▸ Exercise directions
Present the lines below again, exactly as they stand.

▸ Task data
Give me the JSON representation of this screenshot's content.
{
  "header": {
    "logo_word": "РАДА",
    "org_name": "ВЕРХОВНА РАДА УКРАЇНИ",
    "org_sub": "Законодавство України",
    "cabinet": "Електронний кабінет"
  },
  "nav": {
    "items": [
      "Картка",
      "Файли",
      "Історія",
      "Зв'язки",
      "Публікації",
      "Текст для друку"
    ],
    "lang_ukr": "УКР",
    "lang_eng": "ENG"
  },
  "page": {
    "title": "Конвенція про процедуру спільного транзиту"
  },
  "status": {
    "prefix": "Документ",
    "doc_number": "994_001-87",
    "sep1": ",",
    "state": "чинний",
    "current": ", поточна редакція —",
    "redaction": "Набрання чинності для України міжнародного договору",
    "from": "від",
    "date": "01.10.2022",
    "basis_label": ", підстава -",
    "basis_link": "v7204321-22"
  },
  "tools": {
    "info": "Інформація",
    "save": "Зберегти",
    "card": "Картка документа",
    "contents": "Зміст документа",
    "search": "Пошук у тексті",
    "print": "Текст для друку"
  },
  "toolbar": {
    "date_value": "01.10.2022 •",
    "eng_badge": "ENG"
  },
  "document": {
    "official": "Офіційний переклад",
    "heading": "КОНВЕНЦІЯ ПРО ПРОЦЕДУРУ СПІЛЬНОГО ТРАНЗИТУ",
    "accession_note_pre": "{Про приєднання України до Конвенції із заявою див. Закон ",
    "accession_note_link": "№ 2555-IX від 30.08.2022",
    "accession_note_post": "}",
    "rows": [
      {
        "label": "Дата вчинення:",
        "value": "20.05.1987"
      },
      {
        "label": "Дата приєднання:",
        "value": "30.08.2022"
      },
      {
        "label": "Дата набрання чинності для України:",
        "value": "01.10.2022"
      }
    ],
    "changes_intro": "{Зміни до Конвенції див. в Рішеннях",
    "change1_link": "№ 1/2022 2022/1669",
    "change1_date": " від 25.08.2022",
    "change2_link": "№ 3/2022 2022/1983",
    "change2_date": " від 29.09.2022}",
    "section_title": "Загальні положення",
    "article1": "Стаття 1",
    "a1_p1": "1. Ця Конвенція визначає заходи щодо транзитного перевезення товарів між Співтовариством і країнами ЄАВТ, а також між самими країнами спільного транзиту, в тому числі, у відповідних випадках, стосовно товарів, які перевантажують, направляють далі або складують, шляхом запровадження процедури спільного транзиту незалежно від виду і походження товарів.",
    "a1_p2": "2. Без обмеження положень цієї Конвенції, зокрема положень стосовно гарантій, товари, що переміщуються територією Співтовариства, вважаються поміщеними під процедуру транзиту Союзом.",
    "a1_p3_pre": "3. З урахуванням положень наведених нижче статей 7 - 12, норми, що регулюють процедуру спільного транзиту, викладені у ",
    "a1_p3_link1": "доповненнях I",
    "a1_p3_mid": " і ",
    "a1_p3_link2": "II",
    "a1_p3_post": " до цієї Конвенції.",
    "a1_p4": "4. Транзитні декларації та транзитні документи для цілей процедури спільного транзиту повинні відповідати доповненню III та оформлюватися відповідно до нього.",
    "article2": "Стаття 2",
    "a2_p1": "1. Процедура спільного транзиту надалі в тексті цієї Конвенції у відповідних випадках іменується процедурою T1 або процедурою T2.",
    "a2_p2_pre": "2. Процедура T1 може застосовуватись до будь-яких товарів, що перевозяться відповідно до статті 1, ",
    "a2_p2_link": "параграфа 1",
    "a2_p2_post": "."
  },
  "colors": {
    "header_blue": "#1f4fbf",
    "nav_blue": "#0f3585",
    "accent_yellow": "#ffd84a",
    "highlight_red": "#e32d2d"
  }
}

▸ Task solution
Give me the JSON representation of this screenshot's content.
{
  "header": {
    "logo_word": "РАДА",
    "org_name": "ВЕРХОВНА РАДА УКРАЇНИ",
    "org_sub": "Законодавство України",
    "cabinet": "Електронний кабінет"
  },
  "nav": {
    "items": [
      "Картка",
      "Файли",
      "Історія",
      "Зв'язки",
      "Публікації",
      "Текст для друку"
    ],
    "lang_ukr": "УКР",
    "lang_eng": "ENG"
  },
  "page": {
    "title": "Конвенція про процедуру спільного транзиту"
  },
  "status": {
    "prefix": "Документ",
    "doc_number": "994_001-87",
    "sep1": ",",
    "state": "чинний",
    "current": ", поточна редакція —",
    "redaction": "Набрання чинності для України міжнародного договору",
    "from": "від",
    "date": "01.10.2022",
    "basis_label": ", підстава -",
    "basis_link": "v7204321-22"
  },
  "tools": {
    "info": "Інформація",
    "save": "Зберегти",
    "card": "Картка документа",
    "contents": "Зміст документа",
    "search": "Пошук у тексті",
    "print": "Текст для друку"
  },
  "toolbar": {
    "date_value": "01.10.2022 •",
    "eng_badge": "ENG"
  },
  "document": {
    "official": "Офіційний переклад",
    "heading": "КОНВЕНЦІЯ ПРО ПРОЦЕДУРУ СПІЛЬНОГО ТРАНЗИТУ",
    "accession_note_pre": "{Про приєднання України до Конвенції із заявою див. Закон ",
    "accession_note_link": "№ 2555-IX від 30.08.2022",
    "accession_note_post": "}",
    "rows": [
      {
        "label": "Дата вчинення:",
        "value": "20.05.1987"
      },
      {
        "label": "Дата приєднання:",
        "value": "30.08.2022"
      },
      {
        "label": "Дата набрання чинності для України:",
        "value": "01.10.2022"
      }
    ],
    "changes_intro": "{Зміни до Конвенції див. в Рішеннях",
    "change1_link": "№ 1/2022 2022/1669",
    "change1_date": " від 25.08.2022",
    "change2_link": "№ 3/2022 2022/1983",
    "change2_date": " від 29.09.2022}",
    "section_title": "Загальні положення",
    "article1": "Стаття 1",
    "a1_p1": "1. Ця Конвенція визначає заходи щодо транзитного перевезення товарів між Співтовариством і країнами ЄАВТ, а також між самими країнами спільного транзиту, в тому числі, у відповідних випадках, стосовно товарів, які перевантажують, направляють далі або складують, шляхом запровадження процедури спільного транзиту незалежно від виду і походження товарів.",
    "a1_p2": "2. Без обмеження положень цієї Конвенції, зокрема положень стосовно гарантій, товари, що переміщуються територією Співтовариства, вважаються поміщеними під процедуру транзиту Союзом.",
    "a1_p3_pre": "3. З урахуванням положень наведених нижче статей 7 - 12, норми, що регулюють процедуру спільного транзиту, викладені у ",
    "a1_p3_link1": "доповненнях I",
    "a1_p3_mid": " і ",
    "a1_p3_link2": "II",
    "a1_p3_post": " до цієї Конвенції.",
    "a1_p4": "4. Транзитні декларації та транзитні документи для цілей процедури спільного транзиту повинні відповідати доповненню III та оформлюватися відповідно до нього.",
    "article2": "Стаття 2",
    "a2_p1": "1. Процедура спільного транзиту надалі в тексті цієї Конвенції у відповідних випадках іменується процедурою T1 або процедурою T2.",
    "a2_p2_pre": "2. Процедура T1 може застосовуватись до будь-яких товарів, що перевозяться відповідно до статті 1, ",
    "a2_p2_link": "параграфа 1",
    "a2_p2_post": "."
  },
  "colors": {
    "header_blue": "#1f4fbf",
    "nav_blue": "#0f3585",
    "accent_yellow": "#ffd84a",
    "highlight_red": "#e32d2d"
  }
}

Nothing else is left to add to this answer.